- **TRY IT**: Go through the data line by line. Copy each one holding the string "Cube".

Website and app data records
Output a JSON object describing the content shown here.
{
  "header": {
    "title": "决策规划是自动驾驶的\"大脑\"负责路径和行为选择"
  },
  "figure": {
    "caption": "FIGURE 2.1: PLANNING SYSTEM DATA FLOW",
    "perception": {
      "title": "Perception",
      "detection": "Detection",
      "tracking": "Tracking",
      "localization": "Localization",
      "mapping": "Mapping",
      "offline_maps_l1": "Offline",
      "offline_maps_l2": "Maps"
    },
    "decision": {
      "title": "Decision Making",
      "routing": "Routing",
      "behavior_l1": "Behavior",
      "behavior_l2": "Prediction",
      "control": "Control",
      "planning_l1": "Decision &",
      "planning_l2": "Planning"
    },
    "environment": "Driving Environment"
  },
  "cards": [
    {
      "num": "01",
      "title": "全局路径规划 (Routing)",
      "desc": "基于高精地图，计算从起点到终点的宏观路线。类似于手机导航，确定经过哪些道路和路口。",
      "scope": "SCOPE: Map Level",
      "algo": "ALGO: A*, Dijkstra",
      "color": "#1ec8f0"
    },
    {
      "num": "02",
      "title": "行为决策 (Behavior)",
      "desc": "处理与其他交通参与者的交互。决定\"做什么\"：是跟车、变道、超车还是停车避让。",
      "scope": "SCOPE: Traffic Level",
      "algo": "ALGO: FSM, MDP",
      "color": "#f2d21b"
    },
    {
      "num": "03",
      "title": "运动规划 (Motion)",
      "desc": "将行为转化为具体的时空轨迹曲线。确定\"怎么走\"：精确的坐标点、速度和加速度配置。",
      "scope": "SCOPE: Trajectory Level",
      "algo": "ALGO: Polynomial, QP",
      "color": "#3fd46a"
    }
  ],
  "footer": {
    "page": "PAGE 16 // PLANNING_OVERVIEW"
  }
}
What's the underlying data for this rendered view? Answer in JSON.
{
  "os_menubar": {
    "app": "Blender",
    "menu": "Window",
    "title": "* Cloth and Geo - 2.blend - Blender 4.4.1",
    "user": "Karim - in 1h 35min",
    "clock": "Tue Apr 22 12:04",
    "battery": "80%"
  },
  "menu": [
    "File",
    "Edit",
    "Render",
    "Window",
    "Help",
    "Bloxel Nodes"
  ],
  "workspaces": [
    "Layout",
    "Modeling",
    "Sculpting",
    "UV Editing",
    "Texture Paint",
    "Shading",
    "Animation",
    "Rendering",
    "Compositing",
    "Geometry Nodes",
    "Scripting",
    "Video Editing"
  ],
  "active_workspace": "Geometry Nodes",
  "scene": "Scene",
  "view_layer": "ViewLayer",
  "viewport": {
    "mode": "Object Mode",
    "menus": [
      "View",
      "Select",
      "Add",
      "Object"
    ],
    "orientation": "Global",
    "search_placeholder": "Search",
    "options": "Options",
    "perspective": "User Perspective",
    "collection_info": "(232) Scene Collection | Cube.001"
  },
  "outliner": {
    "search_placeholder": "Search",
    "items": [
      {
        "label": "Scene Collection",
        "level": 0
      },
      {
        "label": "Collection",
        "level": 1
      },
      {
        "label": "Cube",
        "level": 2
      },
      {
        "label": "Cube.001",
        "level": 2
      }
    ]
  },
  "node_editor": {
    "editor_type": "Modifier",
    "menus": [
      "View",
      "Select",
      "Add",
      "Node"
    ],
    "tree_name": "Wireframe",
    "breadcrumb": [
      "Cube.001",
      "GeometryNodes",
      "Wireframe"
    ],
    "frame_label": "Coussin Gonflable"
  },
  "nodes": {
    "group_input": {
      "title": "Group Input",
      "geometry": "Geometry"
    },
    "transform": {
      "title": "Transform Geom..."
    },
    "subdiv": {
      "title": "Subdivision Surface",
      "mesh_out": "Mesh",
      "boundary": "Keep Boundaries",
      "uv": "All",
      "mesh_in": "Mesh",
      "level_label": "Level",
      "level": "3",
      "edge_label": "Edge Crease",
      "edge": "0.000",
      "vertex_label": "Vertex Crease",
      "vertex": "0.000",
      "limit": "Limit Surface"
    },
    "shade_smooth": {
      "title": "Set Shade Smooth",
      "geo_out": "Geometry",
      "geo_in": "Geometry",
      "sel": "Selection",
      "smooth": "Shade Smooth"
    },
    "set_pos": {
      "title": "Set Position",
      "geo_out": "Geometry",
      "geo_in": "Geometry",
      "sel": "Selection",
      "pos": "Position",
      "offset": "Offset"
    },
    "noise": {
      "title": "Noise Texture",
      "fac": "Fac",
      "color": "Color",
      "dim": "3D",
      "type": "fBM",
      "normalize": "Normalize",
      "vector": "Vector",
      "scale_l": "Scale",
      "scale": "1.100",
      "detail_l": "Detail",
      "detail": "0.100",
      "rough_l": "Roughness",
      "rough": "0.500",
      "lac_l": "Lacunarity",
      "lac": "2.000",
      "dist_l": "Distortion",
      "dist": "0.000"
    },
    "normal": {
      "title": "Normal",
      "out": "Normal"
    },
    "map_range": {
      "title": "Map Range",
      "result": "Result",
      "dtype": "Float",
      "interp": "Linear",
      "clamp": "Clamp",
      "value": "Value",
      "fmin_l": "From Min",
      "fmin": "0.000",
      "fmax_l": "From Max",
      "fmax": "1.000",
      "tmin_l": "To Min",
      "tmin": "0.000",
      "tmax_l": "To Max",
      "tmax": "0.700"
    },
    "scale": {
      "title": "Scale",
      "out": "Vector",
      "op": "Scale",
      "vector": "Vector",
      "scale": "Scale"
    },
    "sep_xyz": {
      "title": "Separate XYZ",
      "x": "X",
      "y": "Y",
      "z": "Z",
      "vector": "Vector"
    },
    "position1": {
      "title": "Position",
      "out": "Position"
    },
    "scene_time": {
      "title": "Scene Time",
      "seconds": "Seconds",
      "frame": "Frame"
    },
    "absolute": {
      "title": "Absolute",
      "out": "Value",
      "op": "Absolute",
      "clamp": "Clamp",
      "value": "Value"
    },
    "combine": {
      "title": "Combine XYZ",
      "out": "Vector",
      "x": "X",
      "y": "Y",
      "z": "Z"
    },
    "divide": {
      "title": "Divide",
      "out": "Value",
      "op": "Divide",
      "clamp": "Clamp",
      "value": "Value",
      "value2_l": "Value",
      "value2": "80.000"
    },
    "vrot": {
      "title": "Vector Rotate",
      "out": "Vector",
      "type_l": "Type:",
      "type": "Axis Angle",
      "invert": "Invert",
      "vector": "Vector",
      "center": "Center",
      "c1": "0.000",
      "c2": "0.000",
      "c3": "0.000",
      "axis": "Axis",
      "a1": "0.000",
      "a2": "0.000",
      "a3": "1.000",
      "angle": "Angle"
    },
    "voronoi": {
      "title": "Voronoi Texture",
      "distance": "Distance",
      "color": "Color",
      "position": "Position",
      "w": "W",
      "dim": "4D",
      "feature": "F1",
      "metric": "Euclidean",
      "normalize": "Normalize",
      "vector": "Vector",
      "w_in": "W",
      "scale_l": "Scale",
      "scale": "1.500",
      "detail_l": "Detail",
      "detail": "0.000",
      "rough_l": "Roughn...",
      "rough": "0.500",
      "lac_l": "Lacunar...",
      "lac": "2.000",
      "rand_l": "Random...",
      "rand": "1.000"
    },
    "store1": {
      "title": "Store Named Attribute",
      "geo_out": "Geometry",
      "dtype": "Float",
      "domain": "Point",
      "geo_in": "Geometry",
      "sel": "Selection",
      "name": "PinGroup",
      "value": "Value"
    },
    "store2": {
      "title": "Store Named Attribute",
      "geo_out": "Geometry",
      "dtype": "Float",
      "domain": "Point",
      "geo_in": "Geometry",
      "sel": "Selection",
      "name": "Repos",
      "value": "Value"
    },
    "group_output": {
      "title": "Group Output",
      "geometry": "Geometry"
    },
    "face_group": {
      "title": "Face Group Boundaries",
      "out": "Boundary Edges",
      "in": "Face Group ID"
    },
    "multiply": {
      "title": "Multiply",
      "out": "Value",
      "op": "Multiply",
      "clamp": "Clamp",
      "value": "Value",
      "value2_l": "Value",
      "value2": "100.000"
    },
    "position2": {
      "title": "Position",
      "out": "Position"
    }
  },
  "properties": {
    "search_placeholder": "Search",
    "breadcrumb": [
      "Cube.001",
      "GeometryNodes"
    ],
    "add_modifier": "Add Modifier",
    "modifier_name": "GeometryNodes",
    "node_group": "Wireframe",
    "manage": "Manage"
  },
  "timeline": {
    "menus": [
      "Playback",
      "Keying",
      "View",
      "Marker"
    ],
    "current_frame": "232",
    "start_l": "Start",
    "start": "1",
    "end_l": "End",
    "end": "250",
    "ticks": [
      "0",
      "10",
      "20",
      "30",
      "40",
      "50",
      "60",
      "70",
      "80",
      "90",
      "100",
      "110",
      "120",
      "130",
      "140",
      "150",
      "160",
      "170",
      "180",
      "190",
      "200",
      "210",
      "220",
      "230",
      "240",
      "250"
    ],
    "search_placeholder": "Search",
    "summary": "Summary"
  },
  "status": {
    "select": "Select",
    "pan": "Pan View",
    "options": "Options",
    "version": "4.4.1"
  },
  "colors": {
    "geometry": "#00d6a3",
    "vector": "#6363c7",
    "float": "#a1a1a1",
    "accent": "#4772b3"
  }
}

- **TASK OUTPUT**:
    "collection_info": "(232) Scene Collection | Cube.001"
        "label": "Cube",
        "label": "Cube.001",
      "Cube.001",
      "Cube.001",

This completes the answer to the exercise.